What is needed: Your answer should hold all lines of the entries that include the word "description".

Dataset rows describing interfaces:
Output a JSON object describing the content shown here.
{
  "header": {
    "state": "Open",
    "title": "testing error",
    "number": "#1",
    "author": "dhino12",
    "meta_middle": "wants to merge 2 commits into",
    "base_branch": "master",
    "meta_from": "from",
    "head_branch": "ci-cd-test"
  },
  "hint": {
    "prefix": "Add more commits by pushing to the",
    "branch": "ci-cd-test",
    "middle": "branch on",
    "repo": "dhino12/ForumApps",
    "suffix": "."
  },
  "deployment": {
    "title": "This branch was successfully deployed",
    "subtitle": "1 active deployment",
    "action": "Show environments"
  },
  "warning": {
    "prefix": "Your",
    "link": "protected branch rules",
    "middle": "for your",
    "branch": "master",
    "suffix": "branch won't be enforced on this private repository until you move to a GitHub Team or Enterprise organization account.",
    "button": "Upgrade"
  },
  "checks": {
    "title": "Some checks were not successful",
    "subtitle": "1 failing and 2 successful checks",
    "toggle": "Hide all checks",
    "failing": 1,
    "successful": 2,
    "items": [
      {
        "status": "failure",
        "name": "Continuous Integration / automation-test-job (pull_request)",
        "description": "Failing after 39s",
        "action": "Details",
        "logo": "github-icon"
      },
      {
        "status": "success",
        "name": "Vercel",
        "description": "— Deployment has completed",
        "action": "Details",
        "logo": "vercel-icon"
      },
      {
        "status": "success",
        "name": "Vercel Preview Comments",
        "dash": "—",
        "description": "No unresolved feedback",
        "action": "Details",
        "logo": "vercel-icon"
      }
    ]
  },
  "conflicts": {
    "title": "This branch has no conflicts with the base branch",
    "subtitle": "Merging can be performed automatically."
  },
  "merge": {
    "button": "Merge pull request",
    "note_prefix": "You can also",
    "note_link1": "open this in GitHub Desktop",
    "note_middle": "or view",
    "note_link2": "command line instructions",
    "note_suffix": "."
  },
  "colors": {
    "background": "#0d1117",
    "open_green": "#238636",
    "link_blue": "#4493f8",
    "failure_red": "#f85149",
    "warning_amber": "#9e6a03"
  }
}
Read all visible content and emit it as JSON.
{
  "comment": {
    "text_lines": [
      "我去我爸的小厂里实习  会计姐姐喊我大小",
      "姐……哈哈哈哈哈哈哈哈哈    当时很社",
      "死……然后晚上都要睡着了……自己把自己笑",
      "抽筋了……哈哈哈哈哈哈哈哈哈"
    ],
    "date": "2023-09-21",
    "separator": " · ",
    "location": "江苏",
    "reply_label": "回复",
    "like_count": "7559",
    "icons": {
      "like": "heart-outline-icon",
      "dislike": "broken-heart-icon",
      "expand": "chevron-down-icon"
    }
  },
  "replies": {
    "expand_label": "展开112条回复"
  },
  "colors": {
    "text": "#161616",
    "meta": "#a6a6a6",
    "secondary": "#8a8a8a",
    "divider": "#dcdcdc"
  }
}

Task solution:
        "description": "Failing after 39s",
        "description": "— Deployment has completed",
        "description": "No unresolved feedback",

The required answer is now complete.